The European Union on Tuesday declared that parts of the Israeli city Modi'in, population about 80,000, located in the center of Israel between Tel Aviv and Jerusalem, do not actually belong to Israel.

The city used to be part of a buffer 'no-man's land' between Israel and the West Bank that was dissolved after the 1967 Six-Day War. The change in recognition is expected to only affect three rather upscale zip codes, according to the Times of Israel, but it will also affect the price of exporting goods from that area.

The area now falls outside the1995 EU-Israel Association Agreement, which was designed to provide Israel with free trade with the EU, similar to what EU member states currently enjoy. This could raise the prices on goods imported from Israel, thus making European states less likely to purchase Israeli goods in the first place.

Ynet News also reported that this may mean the EU has "capitulated to pro-Palestinian elements seeking to derail Israel's economy," even though the effected zip codes are not industrial areas.

Member of Knesset Danny Danon blasted the EU's declaration in a statement to Israel National News, saying "It appears that anti-Israel sentiment is blowing through the European Union. The status of the city of Modi'in is the same status of Tel Aviv. Conflicting definitions of reality as presented by the European Union indicate ignorance either or anti-Israeli values."

The Israeli Foreign Ministry also had some harsh words, saying "There is not the slightest doubt that the Modi'in [is] an integral part of Israel, and their future is not in question.  The EU ignores reality when it extends the domain of conflict to places and issues that do not belong there. As for the other locations mentioned on the EU list, the European approach, though not new, is not acceptable in Israel's view, and it is being addressed through ongoing diplomatic engagement."

"The European Union's move comes after recent announcements that South Africa and Denmark have banned goods produced in Israeli settlements from being labeled as made in Israel," two Israeli lawyers Gil Nadal and Omer Wagner told Haaretz.

"In our opinion, the European Union's interpretation of the term 'the State of Israel' as it appears in the trade agreement constitutes a deviation and breach of contract."

Who might benefit from this change in borders?

Manufacturers who are exporting from the settlements.

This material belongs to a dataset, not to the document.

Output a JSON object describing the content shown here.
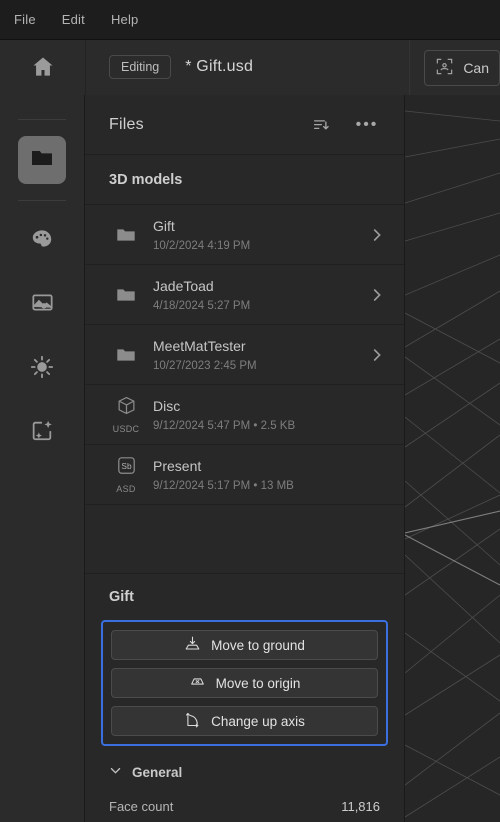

The online news service Artuz Sehva reported that some Israeli manufacturers in Judea and Samaria have welcomed the distinction, because the label "Made in the Settlements" boosts sales.